More than half a million parents (623,000) with opioid use disorder (OUD) in the United States are living with their children younger than 18. But fewer than one in three of these parents have received treatment for substance use disorder (SUD).
An additional four million parents have a substance use disorder other than OUD, and these parents have even lower treatment rates. And estimates of prevalence based on survey data may be low, as a recent analysis showed that the actual prevalence of OUD in a population was about four times the rate estimated in survey data.
Findings from our recent study reveal the scope of the opioid crisis’s impact on parents and children and the persistence of problems with other substances. They also reveal the urgent need for health plans and payers to expand their engagement with those impacted by substance use disorder to deliver the services they need to recover and mitigate the adverse consequences on children and families.
The scope of the problem
Opioids aren’t the only issue. Forty-two percent of parents with OUD had one or more other substance use disorders, most commonly alcohol use disorder (22.4 percent).
Even more of these parents have mental health challenges. More than one in five parents with OUD (20.1 percent) had suicidal thoughts or behavior in the past 12 months, and a similar share had a major depressive episode (25.1 percent) or a serious mental illness (23.5 percent). All these rates are higher for parents with OUD than for parents with other substance use disorders (most commonly alcohol use disorder).
Treatment rates for substance use disorder and mental health problems vary widely among parents with a substance use disorder. Just over one-quarter of parents with OUD received drug or alcohol treatment at a specialty facility or other doctor’s office, compared with about 1 in 20 of those with other substance use disorders.

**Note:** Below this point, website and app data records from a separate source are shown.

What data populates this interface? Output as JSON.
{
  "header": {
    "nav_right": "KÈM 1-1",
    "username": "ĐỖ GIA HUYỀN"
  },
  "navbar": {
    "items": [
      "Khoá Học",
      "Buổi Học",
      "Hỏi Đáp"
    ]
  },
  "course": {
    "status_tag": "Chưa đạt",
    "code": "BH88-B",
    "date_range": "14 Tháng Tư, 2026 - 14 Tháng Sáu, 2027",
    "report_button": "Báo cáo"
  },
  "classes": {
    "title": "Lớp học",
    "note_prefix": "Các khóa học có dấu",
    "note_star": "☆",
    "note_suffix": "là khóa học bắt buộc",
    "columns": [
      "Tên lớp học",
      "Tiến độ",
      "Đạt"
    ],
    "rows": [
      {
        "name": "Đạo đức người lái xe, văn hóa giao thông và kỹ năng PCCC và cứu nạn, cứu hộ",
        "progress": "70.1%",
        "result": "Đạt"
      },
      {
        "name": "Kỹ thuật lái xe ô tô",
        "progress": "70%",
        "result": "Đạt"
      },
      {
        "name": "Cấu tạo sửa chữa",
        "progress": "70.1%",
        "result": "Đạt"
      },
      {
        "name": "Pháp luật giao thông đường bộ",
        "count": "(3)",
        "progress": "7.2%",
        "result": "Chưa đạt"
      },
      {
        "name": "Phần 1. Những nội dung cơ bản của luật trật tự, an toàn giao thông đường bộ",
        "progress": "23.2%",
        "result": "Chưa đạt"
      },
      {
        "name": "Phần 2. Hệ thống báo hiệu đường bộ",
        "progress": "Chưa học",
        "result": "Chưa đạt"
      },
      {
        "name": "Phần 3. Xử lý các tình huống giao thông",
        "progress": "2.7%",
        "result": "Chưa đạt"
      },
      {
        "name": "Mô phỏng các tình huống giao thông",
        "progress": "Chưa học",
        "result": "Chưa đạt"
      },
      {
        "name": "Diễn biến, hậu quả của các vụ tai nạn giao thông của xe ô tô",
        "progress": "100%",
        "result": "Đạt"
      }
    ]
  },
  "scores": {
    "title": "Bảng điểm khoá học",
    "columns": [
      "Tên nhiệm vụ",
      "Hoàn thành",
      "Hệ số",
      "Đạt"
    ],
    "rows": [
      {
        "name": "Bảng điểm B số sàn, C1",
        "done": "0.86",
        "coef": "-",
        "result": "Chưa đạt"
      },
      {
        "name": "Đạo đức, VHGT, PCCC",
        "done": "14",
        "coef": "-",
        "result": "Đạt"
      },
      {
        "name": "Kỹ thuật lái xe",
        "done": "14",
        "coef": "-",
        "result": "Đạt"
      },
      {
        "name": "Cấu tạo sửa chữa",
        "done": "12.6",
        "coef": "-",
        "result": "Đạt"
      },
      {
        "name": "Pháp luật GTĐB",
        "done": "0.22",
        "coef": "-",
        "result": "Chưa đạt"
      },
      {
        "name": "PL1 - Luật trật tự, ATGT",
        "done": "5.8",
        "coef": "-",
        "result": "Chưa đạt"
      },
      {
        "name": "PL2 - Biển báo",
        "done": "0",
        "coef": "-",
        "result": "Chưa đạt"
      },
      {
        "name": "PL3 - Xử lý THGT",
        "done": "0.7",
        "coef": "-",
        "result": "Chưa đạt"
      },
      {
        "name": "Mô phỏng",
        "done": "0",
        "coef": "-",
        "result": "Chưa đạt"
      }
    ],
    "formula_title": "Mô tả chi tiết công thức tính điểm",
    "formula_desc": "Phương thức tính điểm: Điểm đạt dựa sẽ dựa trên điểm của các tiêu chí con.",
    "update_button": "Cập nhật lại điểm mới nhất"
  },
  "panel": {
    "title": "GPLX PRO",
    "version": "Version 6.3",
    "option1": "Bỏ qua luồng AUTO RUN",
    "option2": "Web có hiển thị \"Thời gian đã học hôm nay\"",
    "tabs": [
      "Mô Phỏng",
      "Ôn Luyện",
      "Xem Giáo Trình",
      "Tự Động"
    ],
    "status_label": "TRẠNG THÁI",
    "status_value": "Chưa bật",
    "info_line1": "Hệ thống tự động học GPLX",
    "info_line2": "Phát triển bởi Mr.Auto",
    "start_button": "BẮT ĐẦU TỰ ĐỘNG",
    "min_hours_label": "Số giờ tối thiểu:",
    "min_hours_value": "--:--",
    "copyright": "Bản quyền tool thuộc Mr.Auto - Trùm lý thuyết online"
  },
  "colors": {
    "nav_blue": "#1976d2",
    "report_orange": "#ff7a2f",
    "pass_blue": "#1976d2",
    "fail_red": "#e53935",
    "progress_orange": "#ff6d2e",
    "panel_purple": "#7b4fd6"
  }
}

Forty-two percent of parents with OUD received any treatment for mental health in the past 12 months, compared with 26 percent of those with other substance use disorders.
These facts reveal the need to improve parental care by improving whole-person health—including SUD and mental health—and to evaluate whether savings from addressing whole-person health can be found in maternal and pediatric care and in other sectors, such as education, child welfare, and juvenile justice settings.
Three strategies for payers to better connect parents to treatment
1. Better involve primary care and build new infrastructure for primary care providers to effectively address SUD.
Ideally, primary care practices would play a critical role in addressing SUD issues among parents, including screening and diagnosing substance use disorders, motivating behavior change, and facilitating initiation of treatment.
But funding for provider education, technical assistance, and other necessary infrastructure to integrate primary care and pediatrics, mental health, and SUD treatment is often lacking. As a result, not enough primary care providers have the time, training, technology, and support from specialists and other staff to effectively treat parents with an SUD.
2. Focus on parents and children.
Even though primary care spaces are starting to integrate mental health and SUD treatment and strategies are emerging, there is little apparent targeting of parents—not only parents with infants but also those trying to care for their young or adolescent children.
Discussion among providers, insurers, and payers around OUD and SUD often focuses on how to get people into treatment. But for parents especially, we need to discuss the supports needed to retain them in treatment, such as treatment facilities with family-friendly hours and child care.
We also need to discuss the outreach needed for those who do not want treatment, perhaps because they view it as not feasible (like parents balancing jobs and child-rearing), or they fear that a record of SUD treatment could increase the likelihood they lose their job or custody of their children.
We know that parental substance use and mental illness are major risk factors for children’s development and health and that providing accessible care for parents with SUD and mental health needs in primary care settings could be critical. But how can we offer the right incentives and culturally effective programming to develop a skilled and empathic provider workforce and make treatment attractive to parents?
This gap in the discussion and the data will continue to hinder efforts by payers, providers, and communities to achieve better outcomes.
3. Improve maternal screening and other strategies to improve holistic maternal health.
Screening for OUD or SUD is a critical first step to referral and treatment. Medicaid can offer a cost-effective solution for screenings because Medicaid often covers both mother and child. But Medicaid coverage of some maternal depression screenings in pediatric settings may not be enough. Are there other creative strategies that Medicaid and other payers can deploy to address the crisis through the lens of holistic maternal health?
Ultimately, we do not know which providers have the capacity and bandwidth to implement these strategies. To find the answer, we need to dig deeper, both quantitatively and qualitatively. With that knowledge, we can identify gaps and opportunities and develop the most effective solutions for parents over the near and long term.